During his four decades as a beloved instructor at the Cleveland Institute of Art, Keller taught his innovative technique for blending watercolors with tempura and became Cleveland’s most outspoken modernist. Yet, this thoroughly modern man located his summer school in Berlin, Ohio, smack in the middle of the largest Amish population in the world.

The son of German immigrants and an inveterate world traveler, Keller had a special place in his heart for Cleveland, where he wished to be buried on the “Cleveland Heights.” He was, but not before three generations of Cleveland painters rode his coattails from the past to the future.

Canton Museum of Art Permanent Collection • Gift of Ralph L. Wilson, 71.33


4 Ways to Sound Smart When Viewing at The Canton Museum of Art

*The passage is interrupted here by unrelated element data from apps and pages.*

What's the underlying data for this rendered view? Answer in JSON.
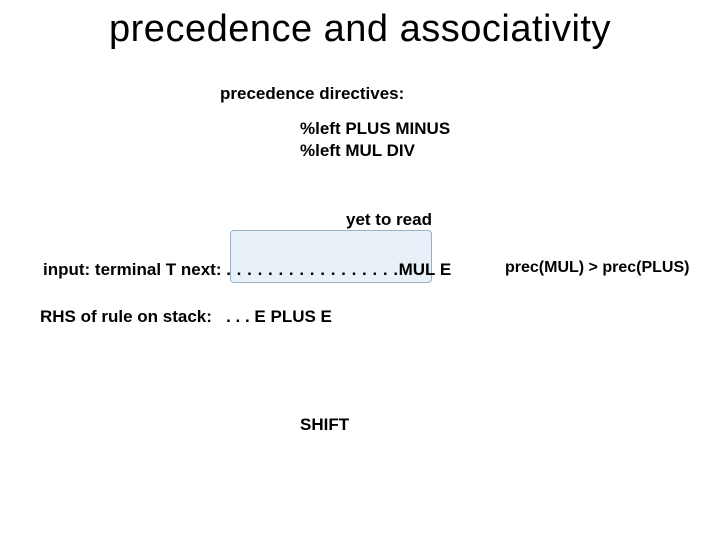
{
  "title": "precedence and associativity",
  "subtitle": "precedence directives:",
  "directives_line1": "%left PLUS MINUS",
  "directives_line2": "%left MUL DIV",
  "yet_label": "yet to read",
  "input_label": "input: terminal T next: ",
  "input_dots": ". . . . . . . . . . . . . . . . .",
  "input_tail": "MUL E",
  "prec_compare": "prec(MUL) > prec(PLUS)",
  "rhs_label": "RHS of rule on stack:   . . . E PLUS E",
  "shift": "SHIFT"
}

“Henry Keller was so anxious to see the world, he was born on a ship carrying his immigrant parents from Germany to America.”

“He is the co-author of a groundbreaking scientific study of the effects different colors have on people’s minds.”

“A dedicated modernist, Keller nevertheless had a summer art school in Berlin, Ohio, right in the middle of the world’s largest Amish community. That must have been a sight.”

“He was one of the most celebrated teachers ever at the Cleveland Institute of Art where he taught for over 40 years.”


Keller Timeline. Scroll over images to see timeline.